Picture a dark, empty stage. A faint light from a cloudy sky. The U.S. Capitol in the background. A man’s shadow. Then, the sound of tap dancing feet echos through the shadows. Lights up! A tap dancer stomps, hops, leaps, shuffles across the steps of the capitol. Not just any tap dancer, but a real hoofer like Gregory Hines or Savion Glover -- a Tap Griot tapping staccato rhythms, his pain, his sorrow, his hopes, joy and dreams. Tapping his life.
That was the opening of scene of FLY at the Pasadena Playhouse. The tap dancer exits and Chet, an elderly Tuskegee Airman, appears on the capitol steps and tells his story of the Tuskegee Airmen, a story we’ve all heard. Yet, the story is brought to life by a stunning cast of talented young actors. Brooks Brantly (W.W), Ross Cowan (Shaw), Omar Edwards (Tap Griot), Anthony J. Goes (O'Hurley), Brandon Nagle (Reynolds), Desmond Newson (Chet), Damien Thompson (J. Allen) and Terrell Wheeler (Oscar)
Written by Trey Ellis and Ricardo Khan, FLY kicked off Black History Month at the Pasadena Playhouse with a bang. Brilliantly directed by Khan it takes the audience through the rigorous training, racial slurs, insults that these young men, some of the best and brightest minds of the country, endured when they were accepted into the U.S. Army's Pilot Training Program in July, 1941 at the segregated Tuskegee Army Airfield in Tuskegee, Alabama. It takes them on their first flights, bumpy and scary. Then as they became skilled aviators, on their first combat missions protecting bombers as fighter escorts over Europe during WWII. As the story unfolds, we learn about their personal lives, their families, their ambitions, their humanness.
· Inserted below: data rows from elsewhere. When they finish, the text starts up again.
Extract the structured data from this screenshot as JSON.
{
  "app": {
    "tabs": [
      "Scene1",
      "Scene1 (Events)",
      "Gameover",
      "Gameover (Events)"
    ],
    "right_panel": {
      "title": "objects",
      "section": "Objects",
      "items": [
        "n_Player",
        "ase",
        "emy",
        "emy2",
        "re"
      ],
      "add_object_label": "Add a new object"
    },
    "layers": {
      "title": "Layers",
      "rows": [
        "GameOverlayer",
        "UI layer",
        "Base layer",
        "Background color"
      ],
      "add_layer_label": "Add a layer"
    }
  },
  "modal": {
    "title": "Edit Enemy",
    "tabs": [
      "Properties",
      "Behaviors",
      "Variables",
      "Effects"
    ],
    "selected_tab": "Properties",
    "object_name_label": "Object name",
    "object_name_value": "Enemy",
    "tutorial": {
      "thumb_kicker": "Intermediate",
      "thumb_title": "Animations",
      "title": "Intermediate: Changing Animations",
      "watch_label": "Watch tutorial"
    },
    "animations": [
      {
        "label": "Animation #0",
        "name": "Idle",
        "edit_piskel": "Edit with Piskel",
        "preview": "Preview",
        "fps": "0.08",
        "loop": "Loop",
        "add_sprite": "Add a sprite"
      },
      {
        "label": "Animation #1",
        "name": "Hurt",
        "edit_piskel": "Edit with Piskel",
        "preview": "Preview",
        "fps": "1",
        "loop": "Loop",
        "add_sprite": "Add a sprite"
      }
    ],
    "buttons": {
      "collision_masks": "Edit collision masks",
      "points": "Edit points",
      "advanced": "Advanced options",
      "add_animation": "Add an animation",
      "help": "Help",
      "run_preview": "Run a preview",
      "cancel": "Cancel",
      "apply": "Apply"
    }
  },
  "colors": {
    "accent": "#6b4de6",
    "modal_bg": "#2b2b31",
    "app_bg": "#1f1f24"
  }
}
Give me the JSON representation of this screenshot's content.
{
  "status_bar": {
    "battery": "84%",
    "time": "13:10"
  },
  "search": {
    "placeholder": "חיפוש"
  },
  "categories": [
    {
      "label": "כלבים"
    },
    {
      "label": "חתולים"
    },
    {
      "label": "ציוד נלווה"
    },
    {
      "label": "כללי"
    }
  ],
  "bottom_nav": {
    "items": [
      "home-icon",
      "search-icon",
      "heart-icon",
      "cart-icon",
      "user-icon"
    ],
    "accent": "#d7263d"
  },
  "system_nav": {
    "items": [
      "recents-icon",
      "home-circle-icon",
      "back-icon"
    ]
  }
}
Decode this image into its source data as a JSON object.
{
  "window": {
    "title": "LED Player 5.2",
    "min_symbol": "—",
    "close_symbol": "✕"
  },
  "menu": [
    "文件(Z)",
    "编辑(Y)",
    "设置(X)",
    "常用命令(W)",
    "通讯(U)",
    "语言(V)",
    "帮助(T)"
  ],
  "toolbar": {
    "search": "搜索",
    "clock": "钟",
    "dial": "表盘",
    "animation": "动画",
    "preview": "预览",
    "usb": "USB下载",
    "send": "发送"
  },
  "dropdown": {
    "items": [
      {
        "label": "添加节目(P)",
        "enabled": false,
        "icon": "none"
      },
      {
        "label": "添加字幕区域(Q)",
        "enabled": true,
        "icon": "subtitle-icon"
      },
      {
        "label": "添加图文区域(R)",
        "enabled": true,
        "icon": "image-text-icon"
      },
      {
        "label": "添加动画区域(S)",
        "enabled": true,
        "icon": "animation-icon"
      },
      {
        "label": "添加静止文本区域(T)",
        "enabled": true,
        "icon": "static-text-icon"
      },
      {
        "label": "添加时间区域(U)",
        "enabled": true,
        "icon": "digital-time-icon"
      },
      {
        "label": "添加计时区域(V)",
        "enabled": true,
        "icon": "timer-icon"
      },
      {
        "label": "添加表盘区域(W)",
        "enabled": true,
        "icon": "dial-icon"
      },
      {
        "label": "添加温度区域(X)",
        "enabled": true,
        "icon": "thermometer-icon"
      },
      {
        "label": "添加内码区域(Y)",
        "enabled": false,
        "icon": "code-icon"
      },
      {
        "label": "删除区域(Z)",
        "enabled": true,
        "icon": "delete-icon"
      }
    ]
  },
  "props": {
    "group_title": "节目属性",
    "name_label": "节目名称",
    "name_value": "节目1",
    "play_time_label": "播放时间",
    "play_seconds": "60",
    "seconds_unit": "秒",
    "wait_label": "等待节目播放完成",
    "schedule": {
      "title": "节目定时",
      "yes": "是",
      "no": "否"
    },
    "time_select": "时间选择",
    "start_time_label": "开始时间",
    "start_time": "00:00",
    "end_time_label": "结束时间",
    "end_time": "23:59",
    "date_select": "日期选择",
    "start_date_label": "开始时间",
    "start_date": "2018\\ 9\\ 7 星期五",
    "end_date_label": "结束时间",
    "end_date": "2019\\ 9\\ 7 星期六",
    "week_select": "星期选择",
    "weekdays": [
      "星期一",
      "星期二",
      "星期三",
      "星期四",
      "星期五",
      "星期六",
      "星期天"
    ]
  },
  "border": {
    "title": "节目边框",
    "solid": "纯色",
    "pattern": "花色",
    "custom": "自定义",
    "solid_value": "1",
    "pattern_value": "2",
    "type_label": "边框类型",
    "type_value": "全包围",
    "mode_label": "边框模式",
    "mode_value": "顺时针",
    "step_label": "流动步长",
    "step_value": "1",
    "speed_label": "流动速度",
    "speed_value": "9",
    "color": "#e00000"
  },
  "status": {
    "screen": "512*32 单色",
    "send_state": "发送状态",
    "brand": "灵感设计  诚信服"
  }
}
According to a story in Performances magazine, the Red Tails as they were called, “flew over 15,000 missions and earned 150 Distinguished Flying Crosses, 744 Air Medals, 8 Purple Hearts” and the admiration and respect of the white pilots whose lives they saved. Nevertheless, they returned to the U.S. to endure the same prejudice and discrimination they fought against in battles against the Nazis.
Still, the story is not so much about racism, but about courage, fortitude, endurance and achieving one's dreams in spite of adversity.
It is an American story. A theatrical tour de force. A performance you won’t want to miss. FLY plays at the Pasadena Playhouse through Feb. 21.